**Data excerpts:**
----
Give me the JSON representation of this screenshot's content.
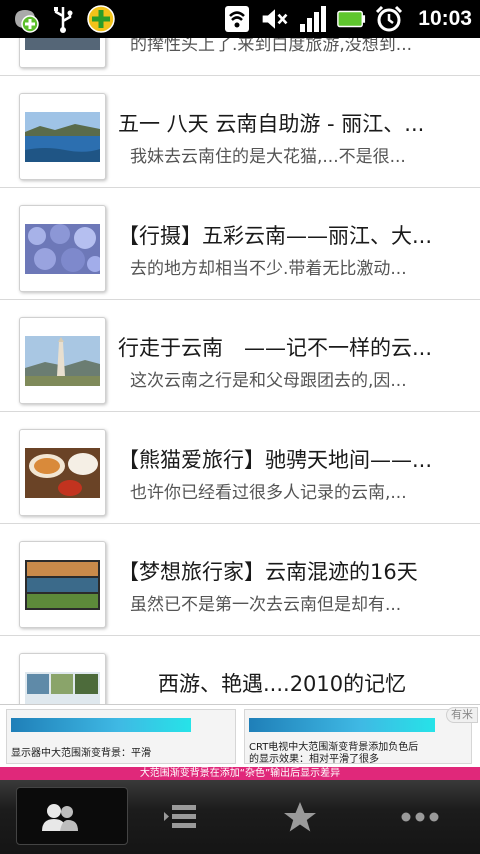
{
  "status_bar": {
    "time": "10:03",
    "left_icons": [
      "add-app-icon",
      "usb-icon",
      "plus-icon"
    ],
    "right_icons": [
      "wifi-icon",
      "muted-icon",
      "signal-icon",
      "battery-icon",
      "alarm-icon"
    ]
  },
  "list": {
    "items": [
      {
        "title": "",
        "subtitle": "的撵性头上了.来到白度旅游,没想到..."
      },
      {
        "title": "五一 八天 云南自助游 - 丽江、...",
        "subtitle": "我妹去云南住的是大花猫,...不是很..."
      },
      {
        "title": "【行摄】五彩云南——丽江、大...",
        "subtitle": "去的地方却相当不少.带着无比激动..."
      },
      {
        "title": "行走于云南　——记不一样的云...",
        "subtitle": "这次云南之行是和父母跟团去的,因..."
      },
      {
        "title": "【熊猫爱旅行】驰骋天地间——...",
        "subtitle": "也许你已经看过很多人记录的云南,..."
      },
      {
        "title": "【梦想旅行家】云南混迹的16天",
        "subtitle": "虽然已不是第一次去云南但是却有..."
      },
      {
        "title": "西游、艳遇....2010的记忆",
        "subtitle": ""
      }
    ]
  },
  "ad": {
    "left_text": "显示器中大范围渐变背景：平滑",
    "right_text_1": "CRT电视中大范围渐变背景添加负色后",
    "right_text_2": "的显示效果：相对平滑了很多",
    "strip_text": "大范围渐变背景在添加“杂色”输出后显示差异",
    "corner_label": "有米"
  },
  "tabs": [
    {
      "icon": "friends-icon",
      "active": true
    },
    {
      "icon": "list-icon",
      "active": false
    },
    {
      "icon": "star-icon",
      "active": false
    },
    {
      "icon": "more-icon",
      "active": false
    }
  ]
}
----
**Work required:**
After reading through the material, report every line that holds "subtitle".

**Result of the task:**
        "subtitle": "的撵性头上了.来到白度旅游,没想到..."
        "subtitle": "我妹去云南住的是大花猫,...不是很..."
        "subtitle": "去的地方却相当不少.带着无比激动..."
        "subtitle": "这次云南之行是和父母跟团去的,因..."
        "subtitle": "也许你已经看过很多人记录的云南,..."
        "subtitle": "虽然已不是第一次去云南但是却有..."
        "subtitle": ""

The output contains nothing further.